# PROBLEM STATEMENT
Note how many lines in these entries contain "background", and reply with that number alone.

# MATERIAL PROVIDED
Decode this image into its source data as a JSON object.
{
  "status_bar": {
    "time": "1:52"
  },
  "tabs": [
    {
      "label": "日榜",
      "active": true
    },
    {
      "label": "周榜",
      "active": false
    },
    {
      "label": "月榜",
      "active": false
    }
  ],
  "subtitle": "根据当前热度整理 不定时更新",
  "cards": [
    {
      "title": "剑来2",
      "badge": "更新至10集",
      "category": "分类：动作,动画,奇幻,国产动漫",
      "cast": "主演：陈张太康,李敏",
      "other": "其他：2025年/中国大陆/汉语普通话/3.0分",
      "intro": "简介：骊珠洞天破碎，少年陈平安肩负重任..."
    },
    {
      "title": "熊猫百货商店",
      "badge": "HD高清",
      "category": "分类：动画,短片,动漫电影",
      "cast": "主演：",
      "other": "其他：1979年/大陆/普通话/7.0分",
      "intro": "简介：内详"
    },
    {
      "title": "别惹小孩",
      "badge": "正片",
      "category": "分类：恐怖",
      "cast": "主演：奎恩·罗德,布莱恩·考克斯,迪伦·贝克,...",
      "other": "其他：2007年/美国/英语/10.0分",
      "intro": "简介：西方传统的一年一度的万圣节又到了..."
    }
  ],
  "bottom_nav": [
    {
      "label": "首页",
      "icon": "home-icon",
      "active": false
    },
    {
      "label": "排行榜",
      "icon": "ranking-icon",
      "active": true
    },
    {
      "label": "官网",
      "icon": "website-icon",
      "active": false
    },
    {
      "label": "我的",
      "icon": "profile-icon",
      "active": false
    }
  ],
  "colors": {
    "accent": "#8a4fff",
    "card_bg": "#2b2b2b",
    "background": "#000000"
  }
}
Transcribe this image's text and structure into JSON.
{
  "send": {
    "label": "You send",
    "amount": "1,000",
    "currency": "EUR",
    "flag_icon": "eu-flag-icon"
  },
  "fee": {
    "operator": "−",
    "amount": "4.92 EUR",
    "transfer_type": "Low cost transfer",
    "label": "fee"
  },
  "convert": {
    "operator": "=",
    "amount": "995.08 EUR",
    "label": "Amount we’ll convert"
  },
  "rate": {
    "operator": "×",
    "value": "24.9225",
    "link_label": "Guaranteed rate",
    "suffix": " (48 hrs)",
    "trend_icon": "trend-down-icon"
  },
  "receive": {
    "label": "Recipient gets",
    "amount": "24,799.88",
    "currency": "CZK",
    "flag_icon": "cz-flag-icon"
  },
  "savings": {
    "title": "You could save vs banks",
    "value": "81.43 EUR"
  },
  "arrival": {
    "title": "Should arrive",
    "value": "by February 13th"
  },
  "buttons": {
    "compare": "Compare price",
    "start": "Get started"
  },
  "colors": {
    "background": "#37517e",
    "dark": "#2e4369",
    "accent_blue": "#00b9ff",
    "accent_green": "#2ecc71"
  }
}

# TASK ANSWER
2